Analysis of abortion material, including the foetus, foetal fluids and most importantly of all the placenta, is critical to establish the cause.

In Wales, diagnosis can be made at AHVLA laboratories at Carmarthen and Aberystwyth and for farmers in mid Wales, at Shrewsbury, or at other private laboratories.

Blood testing should also be considered if there are a high proportion of barren ewes at scanning.

Sampling, testing and one-to-one advice from local vets is available for Welsh farm businesses registered with Farming Connect.

“We can test ewes for free through the Farming Connect Animal Health Clinics, so if sheep do abort, mark them and we can take blood samples,’’ said Ms Tudor.

Farmers are encouraged to ask their local veterinary practice for further information, or contact Farming Connect directly.

Isolate ewes that have aborted as the EAE organism will be shed by vaginal discharge for many weeks.

A ewe may lose one foetus but produce a live lamb too. “These pose the greatest risk of infection because the farmer will often not know that it is a true abortion,’’ said Ms Tudor.

She advised against breeding from the ewe lambs of infected ewes or fostering a lamb onto a ewe that has aborted.

If replacements are bought-in, only purchase from EAE accredited flocks, she recommended. “Try to buy from the same source every year.’’

Although ewes with EAE can be treated with antibiotics, Ms Tudor said this was a policy to be avoided.

“It is a big no-no to give antibiotics to every ewe when there is a very good vaccine for preventing infection,’’ she said.

“It is a good idea to cull ewes that have had the infection because they can abort the following year as they will still have infection in their system.’’

If a ewe aborts in a field, disinfect the area with a soil-safe product, advised Ms Timmerman.

“You can’t dig up the ground but it is still worth disinfecting that area, not everyone has the luxury of moving sheep from that field.’’

Both EAE and toxoplasmosis are highly contagious and can be passed to humans so it is vital that pregnant women avoid contact with sheep.

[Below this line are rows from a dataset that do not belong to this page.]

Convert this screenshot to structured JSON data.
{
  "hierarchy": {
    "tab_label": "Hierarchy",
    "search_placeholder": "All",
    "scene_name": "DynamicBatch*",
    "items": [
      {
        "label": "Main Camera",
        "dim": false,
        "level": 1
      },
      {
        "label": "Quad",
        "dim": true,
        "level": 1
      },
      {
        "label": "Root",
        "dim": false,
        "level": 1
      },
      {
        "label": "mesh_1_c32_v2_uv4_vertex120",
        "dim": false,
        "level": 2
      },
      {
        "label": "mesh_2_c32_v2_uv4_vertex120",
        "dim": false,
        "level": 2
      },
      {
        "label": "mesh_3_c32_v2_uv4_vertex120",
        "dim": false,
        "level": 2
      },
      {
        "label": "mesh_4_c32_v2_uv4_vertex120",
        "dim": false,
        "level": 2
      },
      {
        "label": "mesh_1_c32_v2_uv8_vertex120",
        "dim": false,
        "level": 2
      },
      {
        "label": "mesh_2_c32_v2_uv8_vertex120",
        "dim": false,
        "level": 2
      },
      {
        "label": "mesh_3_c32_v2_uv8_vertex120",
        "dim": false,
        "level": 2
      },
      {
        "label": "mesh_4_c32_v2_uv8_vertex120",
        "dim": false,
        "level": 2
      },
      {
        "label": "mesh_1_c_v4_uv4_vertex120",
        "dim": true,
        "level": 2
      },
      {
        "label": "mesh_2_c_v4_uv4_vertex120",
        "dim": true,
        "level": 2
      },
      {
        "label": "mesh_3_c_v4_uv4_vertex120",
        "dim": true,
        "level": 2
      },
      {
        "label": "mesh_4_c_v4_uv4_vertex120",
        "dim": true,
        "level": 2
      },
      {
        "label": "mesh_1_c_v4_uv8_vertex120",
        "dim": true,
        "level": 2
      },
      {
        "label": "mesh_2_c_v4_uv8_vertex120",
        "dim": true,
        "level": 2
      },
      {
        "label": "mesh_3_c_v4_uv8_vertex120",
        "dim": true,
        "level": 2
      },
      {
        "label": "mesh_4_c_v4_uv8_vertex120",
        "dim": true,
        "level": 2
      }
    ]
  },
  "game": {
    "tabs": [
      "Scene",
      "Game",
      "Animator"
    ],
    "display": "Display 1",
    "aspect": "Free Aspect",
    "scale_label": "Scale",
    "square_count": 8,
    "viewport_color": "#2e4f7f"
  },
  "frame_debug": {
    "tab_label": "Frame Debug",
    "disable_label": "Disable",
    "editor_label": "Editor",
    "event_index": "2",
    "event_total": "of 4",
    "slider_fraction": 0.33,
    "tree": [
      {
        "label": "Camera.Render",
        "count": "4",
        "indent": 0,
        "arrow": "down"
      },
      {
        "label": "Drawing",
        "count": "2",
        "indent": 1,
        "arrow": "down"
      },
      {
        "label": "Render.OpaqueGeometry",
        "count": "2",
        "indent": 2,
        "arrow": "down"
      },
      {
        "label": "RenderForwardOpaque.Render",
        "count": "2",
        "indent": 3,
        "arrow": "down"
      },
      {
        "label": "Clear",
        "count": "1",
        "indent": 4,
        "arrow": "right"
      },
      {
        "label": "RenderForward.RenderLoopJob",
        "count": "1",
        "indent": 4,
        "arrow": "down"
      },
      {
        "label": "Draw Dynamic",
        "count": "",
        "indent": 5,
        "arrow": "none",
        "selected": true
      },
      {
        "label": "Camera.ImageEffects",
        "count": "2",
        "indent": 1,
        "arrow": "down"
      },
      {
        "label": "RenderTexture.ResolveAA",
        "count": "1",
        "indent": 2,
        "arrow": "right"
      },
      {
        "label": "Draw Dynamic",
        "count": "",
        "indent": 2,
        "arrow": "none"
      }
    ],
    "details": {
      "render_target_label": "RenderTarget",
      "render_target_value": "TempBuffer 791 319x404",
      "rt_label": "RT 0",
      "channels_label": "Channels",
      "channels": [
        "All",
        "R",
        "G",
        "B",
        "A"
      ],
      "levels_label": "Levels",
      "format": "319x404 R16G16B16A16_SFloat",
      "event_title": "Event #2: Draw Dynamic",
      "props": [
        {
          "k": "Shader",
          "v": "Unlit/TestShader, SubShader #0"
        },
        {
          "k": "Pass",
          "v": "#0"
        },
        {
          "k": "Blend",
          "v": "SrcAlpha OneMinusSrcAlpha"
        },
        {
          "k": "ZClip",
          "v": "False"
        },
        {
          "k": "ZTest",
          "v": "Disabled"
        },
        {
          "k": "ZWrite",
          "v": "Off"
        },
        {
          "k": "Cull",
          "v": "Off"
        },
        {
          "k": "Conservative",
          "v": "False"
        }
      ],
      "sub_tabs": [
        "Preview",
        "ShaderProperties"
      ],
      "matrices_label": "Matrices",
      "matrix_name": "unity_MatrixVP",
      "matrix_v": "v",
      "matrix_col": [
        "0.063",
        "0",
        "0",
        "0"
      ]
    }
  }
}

There is also a risk to other individuals as infection can cause flu-like symptoms.

Another cause of abortion in both sheep and cattle, salmonella, can also be passed to humans.

Flocks and herds in coastal regions of Wales are more likely to be infected as seabirds can carry and transmit salmonella, Ms Timmerman suggests.

It is also often present in cattle slurry, especially dairy slurry, which is sometimes spread on lambing fields.

“If you have salmonella around lambing time you will have a lot of really sick ewes,’’ said Ms Timmerman.

Vaccination of sheep is key to preventing abortions from EAE and toxoplasmosis.

Protection against EAE from a vaccine administered at least four weeks prior to tupping lasts for three years therefore for many flocks it is a ‘once in a lifetime’ cost while immunity in ewes vaccinated for toxoplasmosis before mating lasts for around 18 months.

“It is an investment worth making because the heartache and hassle at lambing is not what you need at your busiest time of the year,’’ said Ms Tudor.